Floyd, Virginia has long been known for its arts scene, particularly live music. But residents, businesses, and visitors also know the rural mountain town offers something they may not see elsewhere–internet that’s as good or better than what they’ve used in many densely populated cities.
Floyd Music School co-founder Mike Mitchell says giving lessons to students through video chat has become a regular part of his schedule – roughly half of them are taught via the web.
“Believe it or not, I’m the Suzuki violin teacher at the Pecos Elementary School in Texas,” said Mitchell. His students include Everett Hadaway of Canadian, Texas.
Mitchell and his colleagues have taught others in Florida and Missouri – and as far away as Denmark and Saudi Arabia.
“I was able to have such an early start that I’ve built significant portion of my studio business on line, when others are just now getting involved, and just now getting into it,” Mitchell said.
Citizens Telephone Cooperative has served Floyd County since 1914, and has kept up to date with technology, providing broadband since 2001. But CEO and General Manager Greg Sapp says the laying of fiber optic cable at 1G speed, or one gigabit per second, will far exceed what many are used to, even for larger cities in the area.
“We want our customers to experience no penalty for living in a rural area when it comes to their technology and telecommunications needs,” said Sapp, who says Citizens already holds an advantage since it’s not a publicly traded company, concerned with short-term profits.
“If this was a project that we said ‘ok, we’ve got to have a payback period of two years on this – it would never happen,” he said. “It would never get done.”
Citizens Telephone is taking advantage of $10-million in federal funds through the Alternative Connect America Model, which lets the company get some help in its buildout of fiber optic lines.
The 1G broadband connections have reaped benefits not only for residents and local business, but also education.
“It is kind of a tipping point time – not only in public education in the state, but also in the job market,” said Floyd County Schools Superintendent John Wheeler, who said the improved wi-fi has encouraged the district to pursue a $17-million career development center.
He said it will including evening courses for adults, help graduates seeking work out of high school, and line up others with area universities.
“We need more experiences for our students, and we need more specialized space,” Wheeler said. “And that specialized space involved very high-end technology.”
Greg Sapp says Citizens plans to have 60% of homes in Floyd County connected to the new fiber optic lines by the end of this year, and 97% of them by the end of 2021.
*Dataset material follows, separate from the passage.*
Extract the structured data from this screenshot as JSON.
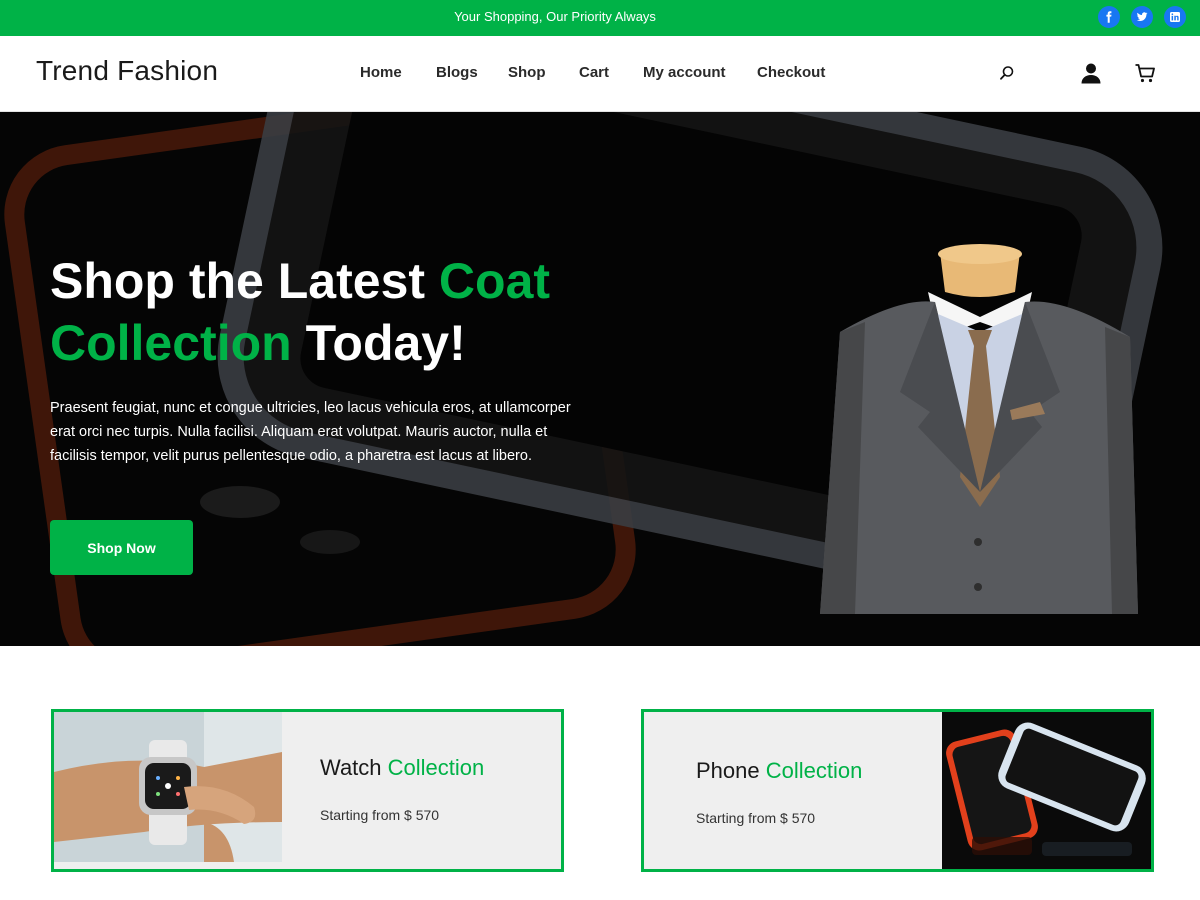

He says the company is required to reach those milestones, or risks returning the $10-million in federal funds, with penalties. But Sapp says that’s why it plans to have the work done in half the time.
The future of the Alternative Connect America Model is also is question. Sapp says funding beyond 2026 is unclear.
“Regardless of the outcome, we bet our future on fiber and we think that is a good bet any way you look at it,” he said.
Lydeana Martin is Floyd County’s Community and Economic Development Director. She says the area has become a place where those in the corporate world can semi-retire, and do a little work on the side.
“And they would maintain a consulting business based in their home, and they would fly out a couple times a month,” Martin said. “So we’ve always been able to support people that are used to being in an urban area, but they needed the technology to connect them.”
Martin says there’s always been a knock against Floyd’s lack of access to an interstate or rail line, but now talks to others who envy the technology there.
“In the past, people have tried to frame us into a little box based on the number of lanes of roads that come in here, but now through fiber and glass, it’s an unlimited connection to the world,” she said.
Virginia’s chief broadband advisor, Evan Feinman, says a day doesn’t go by that another city doesn’t reach out to him - seeking help through Virginia Telecommunication Initiative grant program.
“There is no one silver bullet,” he said. “Other communities have different disadvantages and advantages, and I want them to work with my team to put those pieces together in successful a fashion as possible.”
But Feinman also praises Floyd, saying the community has put the pieces together "in truly masterful fashion."